::: Records provided :::

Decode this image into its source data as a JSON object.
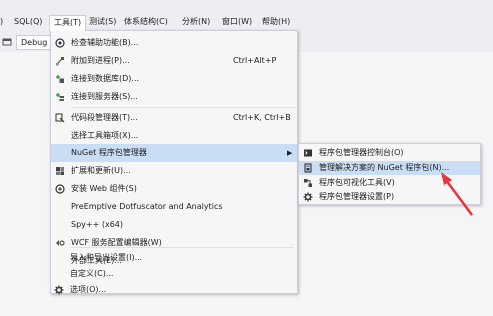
{
  "menubar": {
    "items": [
      {
        "label": ")"
      },
      {
        "label": "SQL(Q)"
      },
      {
        "label": "工具(T)"
      },
      {
        "label": "测试(S)"
      },
      {
        "label": "体系结构(C)"
      },
      {
        "label": "分析(N)"
      },
      {
        "label": "窗口(W)"
      },
      {
        "label": "帮助(H)"
      }
    ]
  },
  "toolbar": {
    "config": "Debug"
  },
  "tools_menu": {
    "items": [
      {
        "label": "检查辅助功能(B)...",
        "icon": "accessibility-icon",
        "shortcut": ""
      },
      {
        "label": "附加到进程(P)...",
        "icon": "attach-process-icon",
        "shortcut": "Ctrl+Alt+P"
      },
      {
        "label": "连接到数据库(D)...",
        "icon": "connect-database-icon",
        "shortcut": ""
      },
      {
        "label": "连接到服务器(S)...",
        "icon": "connect-server-icon",
        "shortcut": ""
      },
      {
        "label": "代码段管理器(T)...",
        "icon": "code-snippet-icon",
        "shortcut": "Ctrl+K, Ctrl+B"
      },
      {
        "label": "选择工具箱项(X)...",
        "icon": "",
        "shortcut": ""
      },
      {
        "label": "外接程序管理器(A)...",
        "icon": "",
        "shortcut": ""
      },
      {
        "label": "NuGet 程序包管理器",
        "icon": "",
        "shortcut": ""
      },
      {
        "label": "扩展和更新(U)...",
        "icon": "extensions-icon",
        "shortcut": ""
      },
      {
        "label": "安装 Web 组件(S)",
        "icon": "web-platform-icon",
        "shortcut": ""
      },
      {
        "label": "PreEmptive Dotfuscator and Analytics",
        "icon": "",
        "shortcut": ""
      },
      {
        "label": "Spy++ (x64)",
        "icon": "",
        "shortcut": ""
      },
      {
        "label": "WCF 服务配置编辑器(W)",
        "icon": "wcf-config-icon",
        "shortcut": ""
      },
      {
        "label": "外部工具(E)...",
        "icon": "",
        "shortcut": ""
      },
      {
        "label": "导入和导出设置(I)...",
        "icon": "",
        "shortcut": ""
      },
      {
        "label": "自定义(C)...",
        "icon": "",
        "shortcut": ""
      },
      {
        "label": "选项(O)...",
        "icon": "gear-icon",
        "shortcut": ""
      }
    ]
  },
  "nuget_submenu": {
    "items": [
      {
        "label": "程序包管理器控制台(O)",
        "icon": "console-icon"
      },
      {
        "label": "管理解决方案的 NuGet 程序包(N)...",
        "icon": "nuget-package-icon"
      },
      {
        "label": "程序包可视化工具(V)",
        "icon": "visualizer-icon"
      },
      {
        "label": "程序包管理器设置(P)",
        "icon": "gear-icon"
      }
    ]
  },
  "colors": {
    "menubar_bg": "#eeeef2",
    "highlight": "#c9def5",
    "annotation_arrow": "#e8343b"
  }
}
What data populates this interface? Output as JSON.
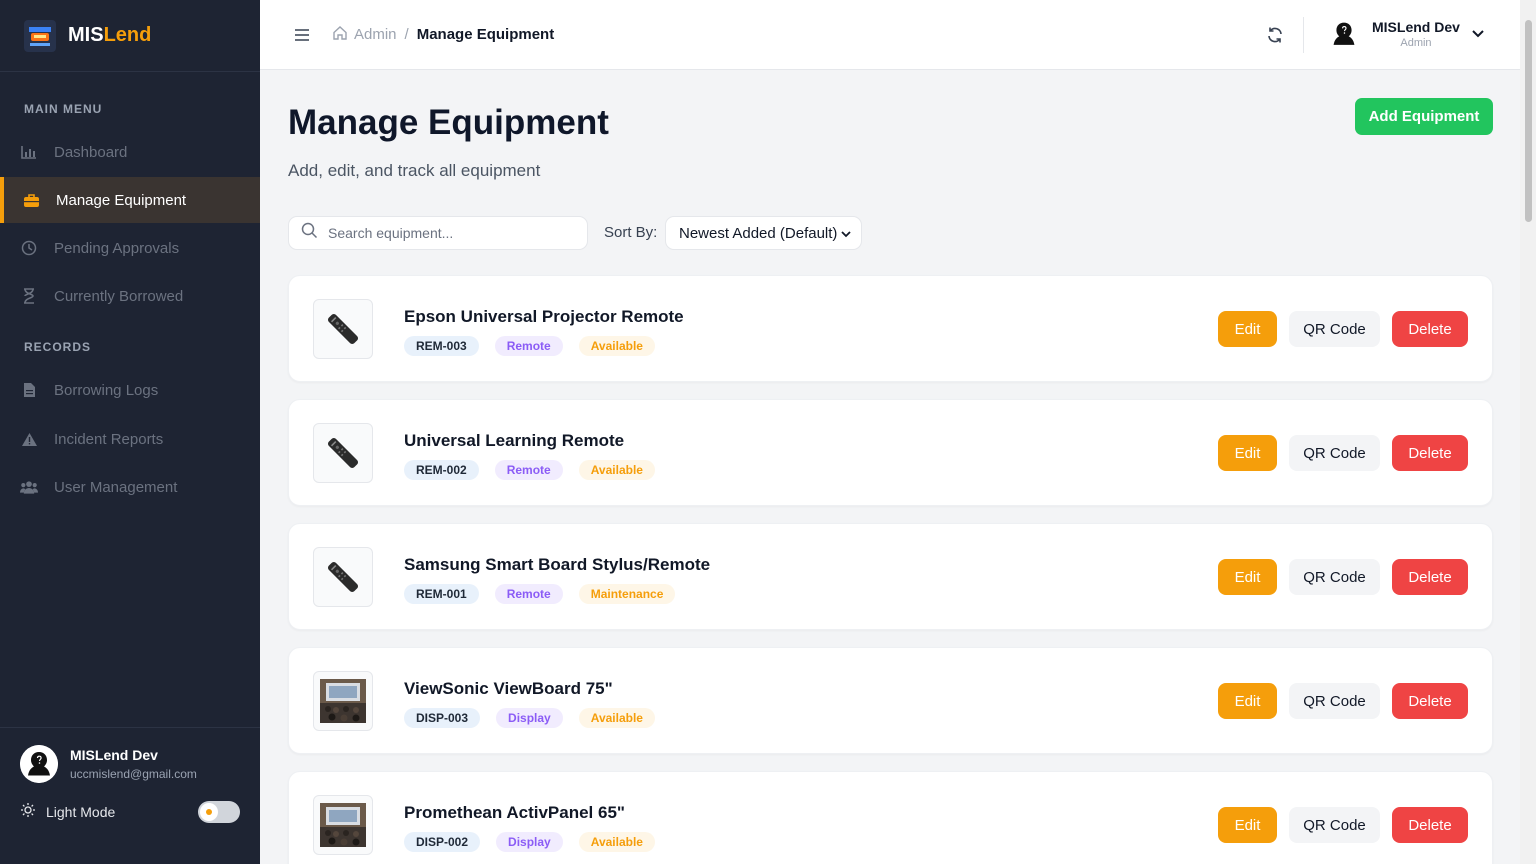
{
  "brand": {
    "prefix": "MIS",
    "suffix": "Lend"
  },
  "sidebar": {
    "main_menu_label": "MAIN MENU",
    "records_label": "RECORDS",
    "main_items": [
      {
        "label": "Dashboard",
        "icon": "bar-chart-icon"
      },
      {
        "label": "Manage Equipment",
        "icon": "briefcase-icon"
      },
      {
        "label": "Pending Approvals",
        "icon": "clock-icon"
      },
      {
        "label": "Currently Borrowed",
        "icon": "hourglass-icon"
      }
    ],
    "record_items": [
      {
        "label": "Borrowing Logs",
        "icon": "document-icon"
      },
      {
        "label": "Incident Reports",
        "icon": "warning-icon"
      },
      {
        "label": "User Management",
        "icon": "users-icon"
      }
    ],
    "active_item": "Manage Equipment",
    "user": {
      "name": "MISLend Dev",
      "email": "uccmislend@gmail.com"
    },
    "mode_label": "Light Mode"
  },
  "topbar": {
    "breadcrumb_root": "Admin",
    "breadcrumb_separator": "/",
    "breadcrumb_current": "Manage Equipment",
    "user_name": "MISLend Dev",
    "user_role": "Admin"
  },
  "page": {
    "title": "Manage Equipment",
    "subtitle": "Add, edit, and track all equipment",
    "add_button": "Add Equipment",
    "search_placeholder": "Search equipment...",
    "sort_label": "Sort By:",
    "sort_value": "Newest Added (Default)"
  },
  "actions": {
    "edit": "Edit",
    "qr": "QR Code",
    "delete": "Delete"
  },
  "equipment": [
    {
      "name": "Epson Universal Projector Remote",
      "code": "REM-003",
      "category": "Remote",
      "status": "Available",
      "thumb": "remote"
    },
    {
      "name": "Universal Learning Remote",
      "code": "REM-002",
      "category": "Remote",
      "status": "Available",
      "thumb": "remote"
    },
    {
      "name": "Samsung Smart Board Stylus/Remote",
      "code": "REM-001",
      "category": "Remote",
      "status": "Maintenance",
      "thumb": "remote"
    },
    {
      "name": "ViewSonic ViewBoard 75\"",
      "code": "DISP-003",
      "category": "Display",
      "status": "Available",
      "thumb": "classroom"
    },
    {
      "name": "Promethean ActivPanel 65\"",
      "code": "DISP-002",
      "category": "Display",
      "status": "Available",
      "thumb": "classroom"
    }
  ],
  "colors": {
    "sidebar_bg": "#1e2433",
    "accent": "#f59e0b",
    "add_button": "#22c55e",
    "edit_button": "#f59e0b",
    "delete_button": "#ef4444"
  }
}
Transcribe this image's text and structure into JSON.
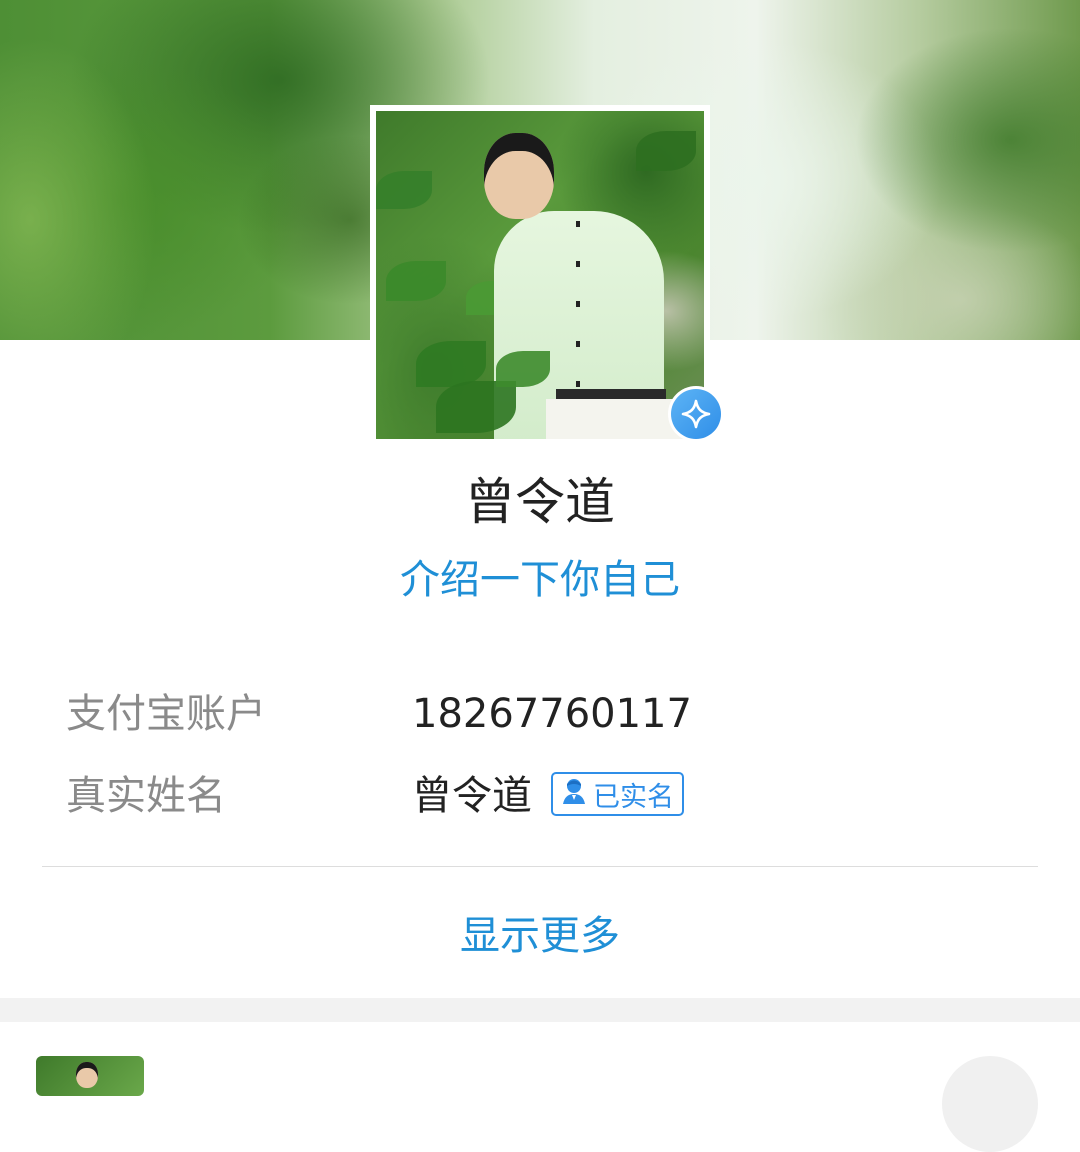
{
  "profile": {
    "name": "曾令道",
    "intro_link": "介绍一下你自己",
    "vip_icon": "sparkle-star-icon"
  },
  "info": {
    "rows": [
      {
        "label": "支付宝账户",
        "value": "18267760117"
      },
      {
        "label": "真实姓名",
        "value": "曾令道",
        "verified_badge": "已实名"
      }
    ]
  },
  "actions": {
    "show_more": "显示更多"
  },
  "colors": {
    "accent": "#1f8fd6",
    "label": "#8a8a8a",
    "text": "#222222",
    "badge_blue": "#2f8ee8"
  }
}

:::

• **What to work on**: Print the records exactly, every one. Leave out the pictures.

• **Completed exercise**:
Decode this image into its source data as a JSON object.
{
  "menubar": {
    "items": [
      {
        "label": ")"
      },
      {
        "label": "SQL(Q)"
      },
      {
        "label": "工具(T)"
      },
      {
        "label": "测试(S)"
      },
      {
        "label": "体系结构(C)"
      },
      {
        "label": "分析(N)"
      },
      {
        "label": "窗口(W)"
      },
      {
        "label": "帮助(H)"
      }
    ]
  },
  "toolbar": {
    "config": "Debug"
  },
  "tools_menu": {
    "items": [
      {
        "label": "检查辅助功能(B)...",
        "icon": "accessibility-icon",
        "shortcut": ""
      },
      {
        "label": "附加到进程(P)...",
        "icon": "attach-process-icon",
        "shortcut": "Ctrl+Alt+P"
      },
      {
        "label": "连接到数据库(D)...",
        "icon": "connect-database-icon",
        "shortcut": ""
      },
      {
        "label": "连接到服务器(S)...",
        "icon": "connect-server-icon",
        "shortcut": ""
      },
      {
        "label": "代码段管理器(T)...",
        "icon": "code-snippet-icon",
        "shortcut": "Ctrl+K, Ctrl+B"
      },
      {
        "label": "选择工具箱项(X)...",
        "icon": "",
        "shortcut": ""
      },
      {
        "label": "外接程序管理器(A)...",
        "icon": "",
        "shortcut": ""
      },
      {
        "label": "NuGet 程序包管理器",
        "icon": "",
        "shortcut": ""
      },
      {
        "label": "扩展和更新(U)...",
        "icon": "extensions-icon",
        "shortcut": ""
      },
      {
        "label": "安装 Web 组件(S)",
        "icon": "web-platform-icon",
        "shortcut": ""
      },
      {
        "label": "PreEmptive Dotfuscator and Analytics",
        "icon": "",
        "shortcut": ""
      },
      {
        "label": "Spy++ (x64)",
        "icon": "",
        "shortcut": ""
      },
      {
        "label": "WCF 服务配置编辑器(W)",
        "icon": "wcf-config-icon",
        "shortcut": ""
      },
      {
        "label": "外部工具(E)...",
        "icon": "",
        "shortcut": ""
      },
      {
        "label": "导入和导出设置(I)...",
        "icon": "",
        "shortcut": ""
      },
      {
        "label": "自定义(C)...",
        "icon": "",
        "shortcut": ""
      },
      {
        "label": "选项(O)...",
        "icon": "gear-icon",
        "shortcut": ""
      }
    ]
  },
  "nuget_submenu": {
    "items": [
      {
        "label": "程序包管理器控制台(O)",
        "icon": "console-icon"
      },
      {
        "label": "管理解决方案的 NuGet 程序包(N)...",
        "icon": "nuget-package-icon"
      },
      {
        "label": "程序包可视化工具(V)",
        "icon": "visualizer-icon"
      },
      {
        "label": "程序包管理器设置(P)",
        "icon": "gear-icon"
      }
    ]
  },
  "colors": {
    "menubar_bg": "#eeeef2",
    "highlight": "#c9def5",
    "annotation_arrow": "#e8343b"
  }
}
What data populates this interface? Output as JSON.
{
  "brand": {
    "prefix": "MIS",
    "suffix": "Lend"
  },
  "sidebar": {
    "main_menu_label": "MAIN MENU",
    "records_label": "RECORDS",
    "main_items": [
      {
        "label": "Dashboard",
        "icon": "bar-chart-icon"
      },
      {
        "label": "Manage Equipment",
        "icon": "briefcase-icon"
      },
      {
        "label": "Pending Approvals",
        "icon": "clock-icon"
      },
      {
        "label": "Currently Borrowed",
        "icon": "hourglass-icon"
      }
    ],
    "record_items": [
      {
        "label": "Borrowing Logs",
        "icon": "document-icon"
      },
      {
        "label": "Incident Reports",
        "icon": "warning-icon"
      },
      {
        "label": "User Management",
        "icon": "users-icon"
      }
    ],
    "active_item": "Manage Equipment",
    "user": {
      "name": "MISLend Dev",
      "email": "uccmislend@gmail.com"
    },
    "mode_label": "Light Mode"
  },
  "topbar": {
    "breadcrumb_root": "Admin",
    "breadcrumb_separator": "/",
    "breadcrumb_current": "Manage Equipment",
    "user_name": "MISLend Dev",
    "user_role": "Admin"
  },
  "page": {
    "title": "Manage Equipment",
    "subtitle": "Add, edit, and track all equipment",
    "add_button": "Add Equipment",
    "search_placeholder": "Search equipment...",
    "sort_label": "Sort By:",
    "sort_value": "Newest Added (Default)"
  },
  "actions": {
    "edit": "Edit",
    "qr": "QR Code",
    "delete": "Delete"
  },
  "equipment": [
    {
      "name": "Epson Universal Projector Remote",
      "code": "REM-003",
      "category": "Remote",
      "status": "Available",
      "thumb": "remote"
    },
    {
      "name": "Universal Learning Remote",
      "code": "REM-002",
      "category": "Remote",
      "status": "Available",
      "thumb": "remote"
    },
    {
      "name": "Samsung Smart Board Stylus/Remote",
      "code": "REM-001",
      "category": "Remote",
      "status": "Maintenance",
      "thumb": "remote"
    },
    {
      "name": "ViewSonic ViewBoard 75\"",
      "code": "DISP-003",
      "category": "Display",
      "status": "Available",
      "thumb": "classroom"
    },
    {
      "name": "Promethean ActivPanel 65\"",
      "code": "DISP-002",
      "category": "Display",
      "status": "Available",
      "thumb": "classroom"
    }
  ],
  "colors": {
    "sidebar_bg": "#1e2433",
    "accent": "#f59e0b",
    "add_button": "#22c55e",
    "edit_button": "#f59e0b",
    "delete_button": "#ef4444"
  }
}
Transcribe this image's text and structure into JSON.
{
  "profile": {
    "name": "曾令道",
    "intro_link": "介绍一下你自己",
    "vip_icon": "sparkle-star-icon"
  },
  "info": {
    "rows": [
      {
        "label": "支付宝账户",
        "value": "18267760117"
      },
      {
        "label": "真实姓名",
        "value": "曾令道",
        "verified_badge": "已实名"
      }
    ]
  },
  "actions": {
    "show_more": "显示更多"
  },
  "colors": {
    "accent": "#1f8fd6",
    "label": "#8a8a8a",
    "text": "#222222",
    "badge_blue": "#2f8ee8"
  }
}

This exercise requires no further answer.